Comparatively, my tenants have a front loader, and I must say I am impressed. It has a lot of extra features, does a great job of cleaning, and appears to use less water. These is no odor problem after ~1 year. They have a Samsung set which cost several hundred less than my Cabrio. I think you end up paying a lot more for agitator-free top loaders without getting much if any better result- the one exception is my top loader has a larger capacity.
Going front loader next time!


My partner is in the laundromat business for over 20 years, and he say's he prefers front loaders. Top loaders just sort of stir your clothes around while top loaders use the gravity to smash clothes against each other and really pound the dirt out. Also, our customers never complain about front loaders not washing their clothes right, while the customers who use the top loaders tend to do a double wash. Hope my answer helps : )


@jeffrjohn: Thanks for the tip on these. I've had a front loader for about a year and noticed that smell and had a hard time eliminating it. I'll be making a trip to Lowe's for those pellets. It is a wonder Sears didn't say anything about it...they could be making a little more each month from me.


top loading is the best, its easier to clean and use, and has more space.


Speed Queen Horizon is a good front loader. (We have them in our laundromat and our customers love them!) It actually holds a bit more than their equivalent top loader, because the basket is the same size, but there is no agitator taking up space.

Certainly they use less water, and therefore need less detergent than a top loader. And they spin out much faster and more effectively than a top loader.

If possible, put yours up on one of the pre-made metal bases to raise it off the floor. Then arrange your home's drain piping so you can get the gravity drain model washer... that way, there's no standing water to get nasty (also no drain pump to get clogged with buttons etc.).

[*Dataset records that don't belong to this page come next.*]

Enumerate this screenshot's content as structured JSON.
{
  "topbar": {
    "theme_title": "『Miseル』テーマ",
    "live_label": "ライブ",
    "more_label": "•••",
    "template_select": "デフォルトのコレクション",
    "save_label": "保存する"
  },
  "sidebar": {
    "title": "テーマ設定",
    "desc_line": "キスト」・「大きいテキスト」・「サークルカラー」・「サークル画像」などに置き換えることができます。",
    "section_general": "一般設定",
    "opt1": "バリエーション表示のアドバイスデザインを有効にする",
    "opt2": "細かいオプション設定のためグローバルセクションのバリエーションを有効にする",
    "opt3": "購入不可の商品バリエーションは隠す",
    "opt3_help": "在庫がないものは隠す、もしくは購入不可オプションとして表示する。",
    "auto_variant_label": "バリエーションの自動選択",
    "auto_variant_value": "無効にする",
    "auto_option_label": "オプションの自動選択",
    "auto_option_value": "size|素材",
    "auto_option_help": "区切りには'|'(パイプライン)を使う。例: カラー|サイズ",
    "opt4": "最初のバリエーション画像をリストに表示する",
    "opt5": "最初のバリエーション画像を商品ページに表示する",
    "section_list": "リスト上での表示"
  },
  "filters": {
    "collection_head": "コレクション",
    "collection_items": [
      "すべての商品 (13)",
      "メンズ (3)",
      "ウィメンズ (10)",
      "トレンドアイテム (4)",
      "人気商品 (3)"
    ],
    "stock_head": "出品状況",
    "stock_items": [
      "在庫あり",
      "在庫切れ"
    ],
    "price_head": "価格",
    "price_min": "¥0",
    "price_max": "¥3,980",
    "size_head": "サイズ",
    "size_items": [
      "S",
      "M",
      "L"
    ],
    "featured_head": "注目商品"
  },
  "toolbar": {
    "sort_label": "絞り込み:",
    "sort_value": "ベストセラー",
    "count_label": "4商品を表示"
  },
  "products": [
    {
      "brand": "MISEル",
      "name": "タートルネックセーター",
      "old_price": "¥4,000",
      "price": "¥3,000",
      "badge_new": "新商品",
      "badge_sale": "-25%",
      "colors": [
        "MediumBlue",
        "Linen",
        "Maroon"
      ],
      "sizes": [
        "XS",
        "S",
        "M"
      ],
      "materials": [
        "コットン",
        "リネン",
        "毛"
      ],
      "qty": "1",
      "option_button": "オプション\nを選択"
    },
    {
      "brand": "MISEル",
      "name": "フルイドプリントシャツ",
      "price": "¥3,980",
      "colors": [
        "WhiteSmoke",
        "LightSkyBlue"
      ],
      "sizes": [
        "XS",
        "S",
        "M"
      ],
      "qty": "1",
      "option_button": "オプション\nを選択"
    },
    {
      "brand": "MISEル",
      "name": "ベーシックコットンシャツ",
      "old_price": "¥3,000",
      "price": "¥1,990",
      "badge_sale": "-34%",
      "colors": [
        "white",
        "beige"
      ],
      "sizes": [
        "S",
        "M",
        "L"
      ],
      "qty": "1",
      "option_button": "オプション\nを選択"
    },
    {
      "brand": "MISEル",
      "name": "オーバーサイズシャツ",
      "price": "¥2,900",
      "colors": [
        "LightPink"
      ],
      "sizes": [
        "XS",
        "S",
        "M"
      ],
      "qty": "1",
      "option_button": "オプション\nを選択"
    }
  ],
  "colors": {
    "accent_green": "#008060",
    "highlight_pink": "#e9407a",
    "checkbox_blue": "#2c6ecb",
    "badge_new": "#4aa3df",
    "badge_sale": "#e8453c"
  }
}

Of course if money is no object, get a Milnor double- or triple-loader. But the price is in the high four-figure range. And, BTW, they need to be bolted to a 12" thick concrete pad, so they don't "walk around" when they spin out!


@crowbite: Speed Queens are awesome, we used to have a Speed Queen laundramat down the street. Efficient. .... and such a cool name too.

Someday I hope to have a Speed Queen, doing laundry, bolted down to concrete in my basement so she doesn't walk around... :)


I had a the cheapest Kenmore top loading washer and it's counterpart dryer. They were bought in 1995 and were still going when I sold them in 20010. They NEVER needed service. NEVER BROKE DOWN, the only problem over the years was they stopped working as efficiently. They weren't really agitating the clothes well enough. We bought a brand new LG pair of front loaders - supposedly energy efficient - not. Within the first year the washer broke down and now the dryer's motor is out. They were 4 times as much and while they did clean better, they are badly made. I talked to a repair man he said, "Buy the cheapest washer and dryer you can. They're all the same. They all break down. Their all poorly made." So that's what I plan on doing next time.